What you need to do: Search the lines of the records for the word "index", and copy every line that has it.

◆ ◆ ◆ ◆

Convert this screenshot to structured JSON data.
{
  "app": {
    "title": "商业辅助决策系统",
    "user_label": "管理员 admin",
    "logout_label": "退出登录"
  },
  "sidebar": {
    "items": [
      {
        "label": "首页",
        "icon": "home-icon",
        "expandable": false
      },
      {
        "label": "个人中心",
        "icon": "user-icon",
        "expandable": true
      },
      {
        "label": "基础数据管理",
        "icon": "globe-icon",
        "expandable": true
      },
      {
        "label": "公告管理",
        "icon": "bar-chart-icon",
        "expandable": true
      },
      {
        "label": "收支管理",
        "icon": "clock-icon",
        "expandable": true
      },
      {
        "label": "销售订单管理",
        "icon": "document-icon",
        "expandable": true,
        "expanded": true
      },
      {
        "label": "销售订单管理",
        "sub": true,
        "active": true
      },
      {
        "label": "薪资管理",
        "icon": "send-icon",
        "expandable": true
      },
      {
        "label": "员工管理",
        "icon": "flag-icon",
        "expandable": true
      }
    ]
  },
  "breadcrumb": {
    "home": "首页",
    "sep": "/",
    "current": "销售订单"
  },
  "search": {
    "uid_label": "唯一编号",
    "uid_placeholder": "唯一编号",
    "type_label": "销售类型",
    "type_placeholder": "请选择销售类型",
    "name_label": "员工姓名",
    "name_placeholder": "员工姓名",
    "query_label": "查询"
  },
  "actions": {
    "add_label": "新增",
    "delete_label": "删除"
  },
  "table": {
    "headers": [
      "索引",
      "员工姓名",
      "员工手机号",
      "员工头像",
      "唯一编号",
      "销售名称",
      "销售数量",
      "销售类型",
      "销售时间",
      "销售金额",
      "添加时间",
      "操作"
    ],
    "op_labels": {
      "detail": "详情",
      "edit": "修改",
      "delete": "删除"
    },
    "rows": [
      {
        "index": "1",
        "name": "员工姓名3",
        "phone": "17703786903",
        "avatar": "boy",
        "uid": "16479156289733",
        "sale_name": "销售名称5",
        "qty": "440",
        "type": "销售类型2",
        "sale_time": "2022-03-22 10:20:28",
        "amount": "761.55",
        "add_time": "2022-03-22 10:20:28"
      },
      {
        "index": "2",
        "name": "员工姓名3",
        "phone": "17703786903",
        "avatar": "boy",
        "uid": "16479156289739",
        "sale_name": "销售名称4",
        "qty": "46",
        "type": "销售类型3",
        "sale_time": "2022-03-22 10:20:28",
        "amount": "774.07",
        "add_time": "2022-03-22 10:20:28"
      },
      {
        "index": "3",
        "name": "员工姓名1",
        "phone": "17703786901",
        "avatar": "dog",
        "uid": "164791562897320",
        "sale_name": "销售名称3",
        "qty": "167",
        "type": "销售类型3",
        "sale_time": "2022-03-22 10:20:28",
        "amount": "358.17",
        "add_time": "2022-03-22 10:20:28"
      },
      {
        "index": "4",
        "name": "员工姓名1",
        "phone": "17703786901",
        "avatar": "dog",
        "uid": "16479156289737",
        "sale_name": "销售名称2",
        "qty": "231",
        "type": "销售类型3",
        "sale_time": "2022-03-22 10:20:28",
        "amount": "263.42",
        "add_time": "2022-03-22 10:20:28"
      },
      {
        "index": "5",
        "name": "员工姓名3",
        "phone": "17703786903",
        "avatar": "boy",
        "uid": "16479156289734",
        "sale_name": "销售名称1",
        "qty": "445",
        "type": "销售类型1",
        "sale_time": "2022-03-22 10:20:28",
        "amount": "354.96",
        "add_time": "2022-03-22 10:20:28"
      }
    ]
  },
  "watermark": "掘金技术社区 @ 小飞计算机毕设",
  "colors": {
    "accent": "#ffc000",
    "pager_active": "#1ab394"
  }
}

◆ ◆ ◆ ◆

Output of the task:
        "index": "1",
        "index": "2",
        "index": "3",
        "index": "4",
        "index": "5",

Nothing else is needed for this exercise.